ACTION ITEM: Pick each line that has "name" out of the records.

SUPPLIED INFORMATION:
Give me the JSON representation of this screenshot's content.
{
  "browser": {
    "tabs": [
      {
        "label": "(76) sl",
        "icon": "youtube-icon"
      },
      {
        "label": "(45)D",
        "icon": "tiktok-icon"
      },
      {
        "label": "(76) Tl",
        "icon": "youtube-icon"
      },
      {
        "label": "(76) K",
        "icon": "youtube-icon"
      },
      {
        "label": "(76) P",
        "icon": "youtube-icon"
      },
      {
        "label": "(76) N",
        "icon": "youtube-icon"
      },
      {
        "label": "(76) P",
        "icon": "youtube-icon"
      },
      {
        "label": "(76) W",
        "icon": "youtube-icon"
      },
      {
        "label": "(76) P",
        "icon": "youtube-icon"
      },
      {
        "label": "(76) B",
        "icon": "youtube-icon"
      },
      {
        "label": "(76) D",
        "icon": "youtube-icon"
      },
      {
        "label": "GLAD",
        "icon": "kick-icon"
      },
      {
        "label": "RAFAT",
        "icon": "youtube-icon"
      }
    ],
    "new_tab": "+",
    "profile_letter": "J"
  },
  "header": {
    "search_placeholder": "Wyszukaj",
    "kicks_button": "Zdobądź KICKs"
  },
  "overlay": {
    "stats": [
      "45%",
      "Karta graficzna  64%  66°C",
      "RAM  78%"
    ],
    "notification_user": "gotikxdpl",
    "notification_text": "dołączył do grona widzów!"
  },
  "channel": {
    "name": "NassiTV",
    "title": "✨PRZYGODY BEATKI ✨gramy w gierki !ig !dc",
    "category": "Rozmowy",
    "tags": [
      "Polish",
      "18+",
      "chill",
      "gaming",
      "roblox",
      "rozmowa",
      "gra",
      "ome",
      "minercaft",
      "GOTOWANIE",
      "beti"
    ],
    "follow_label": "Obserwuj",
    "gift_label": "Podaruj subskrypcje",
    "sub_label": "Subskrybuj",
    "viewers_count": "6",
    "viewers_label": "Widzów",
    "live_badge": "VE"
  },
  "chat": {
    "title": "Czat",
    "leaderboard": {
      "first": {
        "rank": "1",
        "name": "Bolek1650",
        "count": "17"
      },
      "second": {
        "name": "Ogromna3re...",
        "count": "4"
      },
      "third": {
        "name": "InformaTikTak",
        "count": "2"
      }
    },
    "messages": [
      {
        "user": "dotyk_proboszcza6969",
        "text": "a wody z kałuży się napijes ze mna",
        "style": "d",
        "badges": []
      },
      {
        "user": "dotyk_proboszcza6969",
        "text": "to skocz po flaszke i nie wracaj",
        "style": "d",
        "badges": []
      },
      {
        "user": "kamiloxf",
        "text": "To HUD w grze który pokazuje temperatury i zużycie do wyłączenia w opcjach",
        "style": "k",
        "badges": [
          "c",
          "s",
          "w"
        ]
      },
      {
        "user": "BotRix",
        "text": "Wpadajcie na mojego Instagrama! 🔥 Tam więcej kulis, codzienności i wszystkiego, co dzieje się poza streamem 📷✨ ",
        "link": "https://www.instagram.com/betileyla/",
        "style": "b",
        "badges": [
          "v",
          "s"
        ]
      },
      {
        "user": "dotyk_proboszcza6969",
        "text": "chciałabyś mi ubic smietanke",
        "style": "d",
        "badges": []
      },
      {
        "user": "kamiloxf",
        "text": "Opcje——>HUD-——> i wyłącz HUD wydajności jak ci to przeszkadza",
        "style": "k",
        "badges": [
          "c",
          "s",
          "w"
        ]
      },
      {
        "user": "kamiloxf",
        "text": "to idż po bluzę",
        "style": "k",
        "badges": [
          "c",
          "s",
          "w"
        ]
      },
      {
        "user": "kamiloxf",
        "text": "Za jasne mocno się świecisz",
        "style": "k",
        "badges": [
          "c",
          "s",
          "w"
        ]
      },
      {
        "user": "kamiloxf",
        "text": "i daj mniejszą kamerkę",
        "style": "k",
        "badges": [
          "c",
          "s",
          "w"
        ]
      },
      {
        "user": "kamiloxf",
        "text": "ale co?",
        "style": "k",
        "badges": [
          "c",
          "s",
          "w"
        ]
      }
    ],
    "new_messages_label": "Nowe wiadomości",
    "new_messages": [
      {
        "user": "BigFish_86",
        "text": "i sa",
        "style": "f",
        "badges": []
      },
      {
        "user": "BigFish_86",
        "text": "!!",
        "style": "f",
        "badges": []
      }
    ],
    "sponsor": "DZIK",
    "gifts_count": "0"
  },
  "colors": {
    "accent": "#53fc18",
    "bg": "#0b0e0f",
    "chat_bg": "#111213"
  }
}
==
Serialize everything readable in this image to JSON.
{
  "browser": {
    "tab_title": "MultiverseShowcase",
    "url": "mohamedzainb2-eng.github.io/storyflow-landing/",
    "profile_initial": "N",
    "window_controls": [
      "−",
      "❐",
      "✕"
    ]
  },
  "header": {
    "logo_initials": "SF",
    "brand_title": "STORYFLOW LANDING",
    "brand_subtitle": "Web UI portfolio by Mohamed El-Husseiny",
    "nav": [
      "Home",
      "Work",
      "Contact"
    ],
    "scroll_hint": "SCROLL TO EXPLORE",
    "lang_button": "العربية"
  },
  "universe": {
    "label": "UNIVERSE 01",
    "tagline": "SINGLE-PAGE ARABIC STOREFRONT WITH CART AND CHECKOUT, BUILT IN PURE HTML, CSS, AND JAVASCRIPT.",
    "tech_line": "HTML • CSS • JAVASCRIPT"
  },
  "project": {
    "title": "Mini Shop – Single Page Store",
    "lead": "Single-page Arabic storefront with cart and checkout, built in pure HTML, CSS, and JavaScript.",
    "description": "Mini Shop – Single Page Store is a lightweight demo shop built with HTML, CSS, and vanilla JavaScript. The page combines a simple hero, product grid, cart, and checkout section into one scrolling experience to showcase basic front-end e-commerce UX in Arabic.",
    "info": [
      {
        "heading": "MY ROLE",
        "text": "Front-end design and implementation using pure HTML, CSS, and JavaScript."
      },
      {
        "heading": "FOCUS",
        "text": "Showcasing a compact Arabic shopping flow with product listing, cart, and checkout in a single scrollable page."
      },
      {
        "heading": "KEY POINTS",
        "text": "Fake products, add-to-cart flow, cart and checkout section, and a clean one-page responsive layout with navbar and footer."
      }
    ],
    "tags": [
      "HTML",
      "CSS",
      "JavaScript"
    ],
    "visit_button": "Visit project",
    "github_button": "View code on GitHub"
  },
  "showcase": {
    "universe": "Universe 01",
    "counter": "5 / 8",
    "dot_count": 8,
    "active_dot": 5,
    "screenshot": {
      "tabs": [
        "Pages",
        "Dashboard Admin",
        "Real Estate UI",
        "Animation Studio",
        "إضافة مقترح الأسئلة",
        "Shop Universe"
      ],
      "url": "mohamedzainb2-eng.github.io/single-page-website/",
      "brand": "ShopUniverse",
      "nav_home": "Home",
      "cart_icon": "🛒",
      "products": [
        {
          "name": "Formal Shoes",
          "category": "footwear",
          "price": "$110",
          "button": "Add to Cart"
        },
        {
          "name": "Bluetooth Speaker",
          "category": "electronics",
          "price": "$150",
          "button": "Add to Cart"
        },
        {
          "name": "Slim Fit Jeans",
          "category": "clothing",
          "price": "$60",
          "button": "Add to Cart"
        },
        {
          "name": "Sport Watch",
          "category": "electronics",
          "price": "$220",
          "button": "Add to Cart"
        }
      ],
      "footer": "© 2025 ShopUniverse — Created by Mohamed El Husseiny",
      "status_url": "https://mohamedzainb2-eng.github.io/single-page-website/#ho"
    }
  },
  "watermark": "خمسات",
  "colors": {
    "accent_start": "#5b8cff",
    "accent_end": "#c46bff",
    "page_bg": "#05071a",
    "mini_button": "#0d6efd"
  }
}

RESULT OF THIS EXERCISE:
    "name": "NassiTV",
        "name": "Bolek1650",
        "name": "Ogromna3re...",
        "name": "InformaTikTak",
          "name": "Formal Shoes",
          "name": "Bluetooth Speaker",
          "name": "Slim Fit Jeans",
          "name": "Sport Watch",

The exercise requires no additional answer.